F:Stop Magazine: How did you first become involved in photography and what led to you working in this medium as an artist?
Catherine Slye: I’ve always felt like I could take “good pictures” – just snapshots with a point and shoot camera. I’ve taken thousands of images but I didn’t feel confident as an artist for a long time, and certainly not confident enough with a camera to really figure out what I wanted to do with photography until 2014. I reached a point in my life when I felt it was now or never – confidence or not. I decided it was time for me to get serious about my photography. I bought the best camera I could afford and I crafted a project that I felt passionate about and forged ahead. I titled it “What Food Looks Like”, it was about food access/food systems and food deserts here in Phoenix.
F-Stop: The current issue of F-Stop Magazine includes images from your project “Night Water,” can you tell us how you got interested in photographing the canals around Phoenix?
CS: In 2015 I was working on a series/project called “Hot Summer Nights” with a friend of mine (Jared Elizares) who only shoots large format film. We set out to capture Phoenix at night with our very different equipment and very different viewpoints. We would select areas to explore and make photos if we found something we liked. One night we walked over a canal and I stopped to capture it – the stark juxtaposition of the water – soft and lifelike within the hard human built environment of the canals, this resonated with me, I knew I wanted to come back.
F-Stop: What are you looking to capture by photographing the canals at night?
CS: Beauty, the unseen beauty. I want to capture the color I see and the emotional connection/reaction I have to the canals. I want to show how beautiful these spaces are.
F-Stop: Is there a reason you chose to photograph them at night instead of during the day?
CS: It’s twofold. About the light and color and the other is emotional.
Daylight is harsh and sharp – “unfriendly” whereas Night is softer, calmer, richer – color is palatable, as if you could ingest them. Walking at night with my camera I feel anonymous and practically invisible. I want to show what others pass over and don’t see – “make visible what is invisible”, but I personally want to be invisible, yet I seek to get my work out there and “be known” — the dichotomy is not lost on me.
F-Stop: How does this project relate to your other work (much of which is also shot at night)?
CS: Night Water feels like a cornerstone project for me. One where I have distilled my idea of beauty and how I want to capture it; focusing on one subject for a long period of time, night photography, long exposure of subject matter that my sister coined – . “disregarded settings.”
F-Stop: Do you approach your fine art projects in the same way as your commercial work?
CS: I try to – I hope so. I try to give the client what they want as well as stay true to myself.
F-Stop: Do you have a favorite image in this series? If so, which one and why is it the image that speaks to you most?
CS: I have lots of favorites, but there is one that holds a special place for me. I had been going out shooting on the canals for what felt like weeks and coming back without what I was trying to achieve, and then it happened – #4577, and there it was – exactly as I saw it and felt it in person.
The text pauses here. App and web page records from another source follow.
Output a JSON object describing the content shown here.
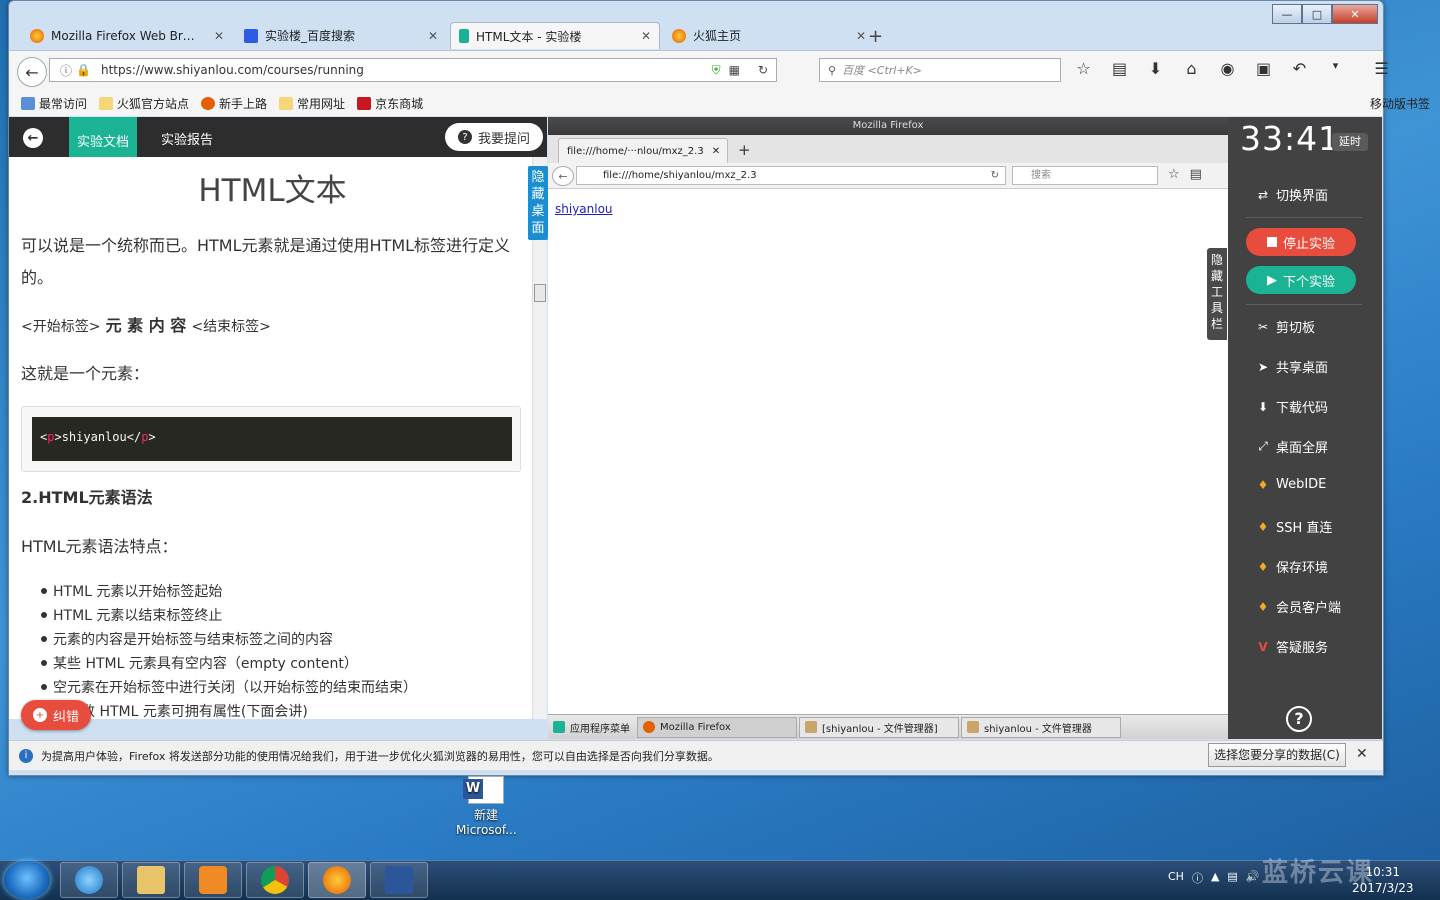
{
  "browser": {
    "tabs": [
      {
        "label": "Mozilla Firefox Web Bro...",
        "icon": "firefox-icon"
      },
      {
        "label": "实验楼_百度搜索",
        "icon": "baidu-icon"
      },
      {
        "label": "HTML文本 - 实验楼",
        "icon": "shiyanlou-icon"
      },
      {
        "label": "火狐主页",
        "icon": "firefox-icon"
      }
    ],
    "url": "https://www.shiyanlou.com/courses/running",
    "search_placeholder": "百度 <Ctrl+K>",
    "bookmarks": [
      "最常访问",
      "火狐官方站点",
      "新手上路",
      "常用网址",
      "京东商城"
    ],
    "mobile_bookmarks": "移动版书签"
  },
  "lab": {
    "tab_doc": "实验文档",
    "tab_report": "实验报告",
    "ask_button": "我要提问",
    "hide_desktop": "隐藏桌面",
    "error_button": "纠错",
    "doc": {
      "title": "HTML文本",
      "para1": "可以说是一个统称而已。HTML元素就是通过使用HTML标签进行定义的。",
      "syntax_prefix": "<开始标签>",
      "syntax_mid": "元 素 内 容",
      "syntax_suffix": "<结束标签>",
      "para2": "这就是一个元素：",
      "code": {
        "open_lt": "<",
        "open_tag": "p",
        "open_gt": ">",
        "text": "shiyanlou",
        "close_lt": "</",
        "close_tag": "p",
        "close_gt": ">"
      },
      "section_heading": "2.HTML元素语法",
      "section_intro": "HTML元素语法特点：",
      "bullets": [
        "HTML 元素以开始标签起始",
        "HTML 元素以结束标签终止",
        "元素的内容是开始标签与结束标签之间的内容",
        "某些 HTML 元素具有空内容（empty content）",
        "空元素在开始标签中进行关闭（以开始标签的结束而结束）",
        "大多数 HTML 元素可拥有属性(下面会讲)"
      ]
    }
  },
  "vm": {
    "window_title": "Mozilla Firefox",
    "tab_label": "file:///home/···nlou/mxz_2.3",
    "url": "file:///home/shiyanlou/mxz_2.3",
    "search_placeholder": "搜索",
    "link_text": "shiyanlou",
    "hide_toolbar": "隐藏工具栏",
    "taskbar": [
      "应用程序菜单",
      "Mozilla Firefox",
      "[shiyanlou - 文件管理器]",
      "shiyanlou - 文件管理器"
    ]
  },
  "panel": {
    "timer": "33:41",
    "delay": "延时",
    "switch_ui": "切换界面",
    "stop": "停止实验",
    "next": "下个实验",
    "items": [
      "剪切板",
      "共享桌面",
      "下载代码",
      "桌面全屏",
      "WebIDE",
      "SSH 直连",
      "保存环境",
      "会员客户端",
      "答疑服务"
    ]
  },
  "notification": {
    "text": "为提高用户体验，Firefox 将发送部分功能的使用情况给我们，用于进一步优化火狐浏览器的易用性，您可以自由选择是否向我们分享数据。",
    "button": "选择您要分享的数据(C)"
  },
  "desktop": {
    "icon_label_1": "新建",
    "icon_label_2": "Microsof..."
  },
  "taskbar": {
    "lang": "CH",
    "time": "10:31",
    "date": "2017/3/23",
    "watermark": "蓝桥云课"
  },
  "colors": {
    "accent": "#1ab394",
    "stop": "#e74c3c",
    "link": "#2020c0"
  }
}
I knew I was on the right track.
F-Stop: What photographers or other artists inspire you?
CS: Here’s a few I love that I follow on Instagram: Pierre Putnam, Bill Schwab, Myrthe Mosterman, Marian Crostic, Patrick Warner, Max Fischer, Richard Tuschman. Recently I saw the exhibition of Wynn Bullock’s work at the Center for Creative Photography in Tucson that struck a chord with me – his desire to make the invisible, visible. Really beautiful.
F-Stop: Are you working on any other projects currently?
CS: Yes. I’m working on a project titled “Nightlight”. It’s a self-portrait series, long exposures taken pre-dawn upon waking in a hosted guest bedroom. I’m just over the halfway mark, having finished #21, my goal is to reach 40 before December 2017. The images are about solitude, Wabi-Sabi and liminality. My goal is to create a solo show for 2018, an experience for the viewer to interact with the work in three ways: 1. 10 final photographs printed 40” x 34”, 2. a diorama of one of the rooms with a working “nightlight” and 3. digital media; additional images, all my project notes and drawings, Medium blog posts plus tiny time-lapse photo videos of the making of the diorama.
To see more of Catherine Slye’s work, visit: www.catslye.com